Federal Reserve Chairman Ben Bernanke told lawmakers Wednesday to begin planning immediately to restore a balance between government spending and taxes.
Bernanke, appearing before the House Budget Committee, said that the country faces a "double challenge" to its fiscal health posed by rising debt levels and the upcoming health costs from the retirement of the baby-boom generation.
"[E]ven as we take steps to address the recession and threats to financial stability, maintaining the confidence of the financial markets requires that we, as a nation, begin planning now for restoration of fiscal balance," Bernanke said.

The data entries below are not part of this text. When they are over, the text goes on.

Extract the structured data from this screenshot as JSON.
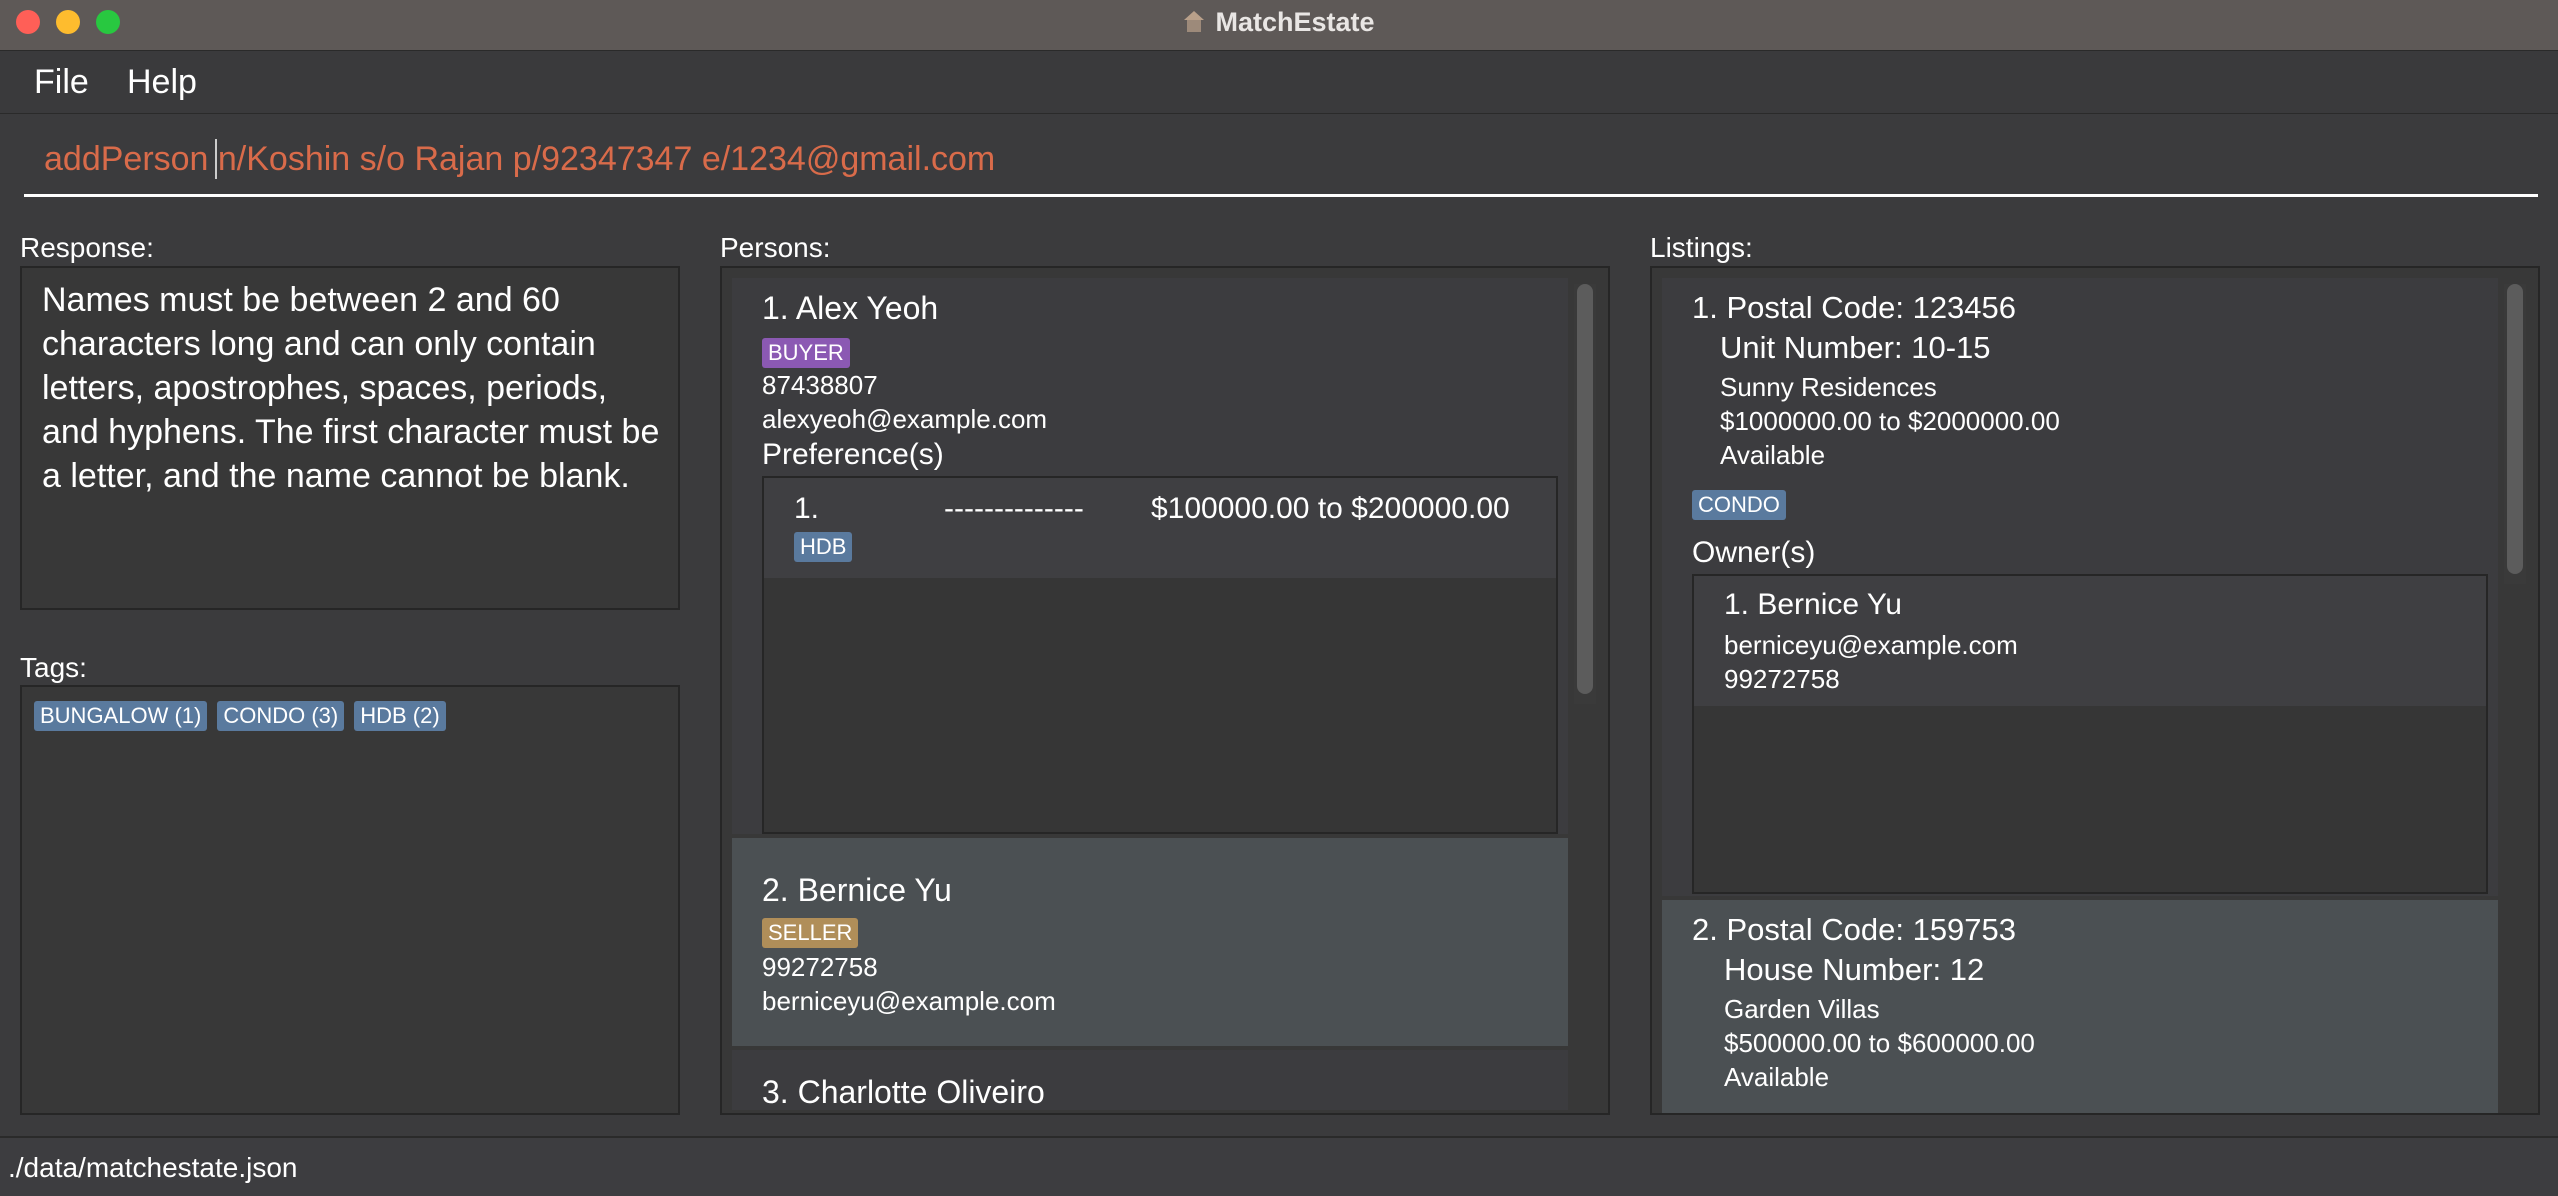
{
  "window": {
    "title": "MatchEstate"
  },
  "menu": {
    "file": "File",
    "help": "Help"
  },
  "command": {
    "value": "addPerson n/Koshin s/o Rajan p/92347347 e/1234@gmail.com"
  },
  "response": {
    "label": "Response:",
    "text": "Names must be between 2 and 60 characters long and can only contain letters, apostrophes, spaces, periods, and hyphens. The first character must be a letter, and the name cannot be blank."
  },
  "tags": {
    "label": "Tags:",
    "items": [
      "BUNGALOW (1)",
      "CONDO (3)",
      "HDB (2)"
    ]
  },
  "persons": {
    "label": "Persons:",
    "items": [
      {
        "name": "1. Alex Yeoh",
        "role": "BUYER",
        "phone": "87438807",
        "email": "alexyeoh@example.com",
        "preferences_label": "Preference(s)",
        "preferences": [
          {
            "index": "1.",
            "dashes": "--------------",
            "range": "$100000.00 to $200000.00",
            "tag": "HDB"
          }
        ]
      },
      {
        "name": "2. Bernice Yu",
        "role": "SELLER",
        "phone": "99272758",
        "email": "berniceyu@example.com"
      },
      {
        "name": "3. Charlotte Oliveiro"
      }
    ]
  },
  "listings": {
    "label": "Listings:",
    "items": [
      {
        "postal": "1. Postal Code: 123456",
        "unit": "Unit Number: 10-15",
        "name": "Sunny Residences",
        "price": "$1000000.00 to $2000000.00",
        "availability": "Available",
        "tag": "CONDO",
        "owners_label": "Owner(s)",
        "owners": [
          {
            "name": "1. Bernice Yu",
            "email": "berniceyu@example.com",
            "phone": "99272758"
          }
        ]
      },
      {
        "postal": "2. Postal Code: 159753",
        "unit": "House Number: 12",
        "name": "Garden Villas",
        "price": "$500000.00 to $600000.00",
        "availability": "Available"
      }
    ]
  },
  "status": {
    "path": "./data/matchestate.json"
  },
  "colors": {
    "tag_default": "#5a7a9e",
    "buyer": "#8b59b3",
    "seller": "#b08e59",
    "command_text": "#d96b4a"
  }
}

He said that the country must confront how much of the economy it wants to devote to government programs.
"Crucially, whatever size of government is chosen, tax rates must ultimately be set at a level sufficient to achieve an appropriate balance of spending and revenues in the long run," he said.

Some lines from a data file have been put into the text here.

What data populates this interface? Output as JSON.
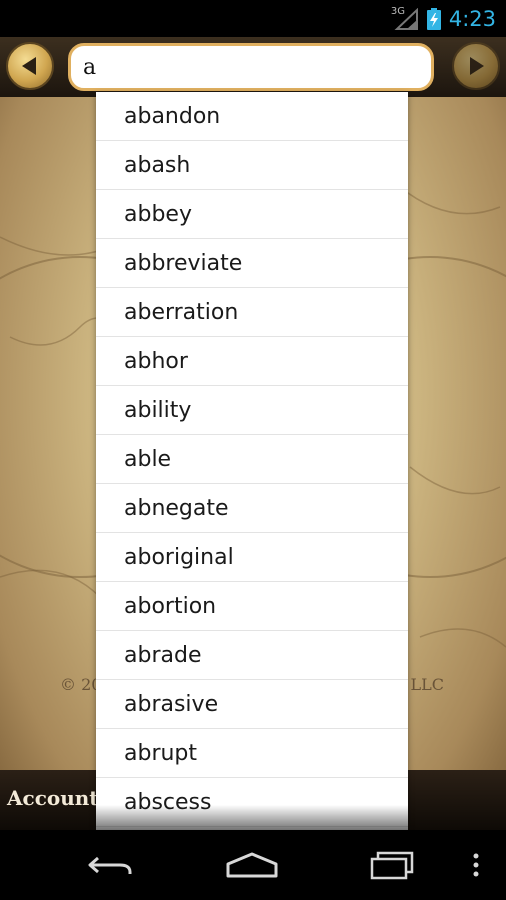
{
  "status_bar": {
    "network": "3G",
    "time": "4:23",
    "time_color": "#33b5e5"
  },
  "toolbar": {
    "back_icon": "left-arrow-icon",
    "forward_icon": "right-arrow-icon",
    "search_value": "a"
  },
  "suggestions": [
    "abandon",
    "abash",
    "abbey",
    "abbreviate",
    "aberration",
    "abhor",
    "ability",
    "able",
    "abnegate",
    "aboriginal",
    "abortion",
    "abrade",
    "abrasive",
    "abrupt",
    "abscess"
  ],
  "footer": {
    "copyright_left": "© 20",
    "copyright_right": "LLC",
    "account_label": "Account"
  },
  "nav": {
    "back_icon": "back-icon",
    "home_icon": "home-icon",
    "recents_icon": "recents-icon",
    "menu_icon": "overflow-menu-icon"
  }
}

Bernanke, however, said that the extraordinary measures taken by the Fed and lawmakers to help the struggling economy were necessary, even as they added to the debt.
He said that the $787 billion stimulus may boost economic growth by more than 3 percent and employment by as much as 3.5 million jobs. The bank bailout averted "a very serious calamity" in the financial sector, which was a "major accomplishment," he said.
But unless the country acts to limit debt levels, the government will end up paying more in interest, leading to an "unsustainable situation," Bernanke said.
In the short term, the economy will start to improve later this year, he said. Even though businesses are still cautious, he pointed to declining inventories and construction of new homes as evidence that the recession may be slowing. Unemployment, however, will likely rise even as the economy begins to grow.
Bernanke added that the Fed believes inflation will remain low since many resources aren't being used and since the economy is expected to improve.
Bernanke said that the budget proposed by President Obama wasn't very clear on how he would draw down the deficit.
"A lot of the budget that was presented was placeholders and broad plans and themes," Bernanke said. "I think the proof will be in the pudding."
He said that the "critical issue" is how lawmakers and the Obama administration match their spending proposals, particularly for healthcare reform and climate-change legislation, with revenue.
"This is all about execution," he said.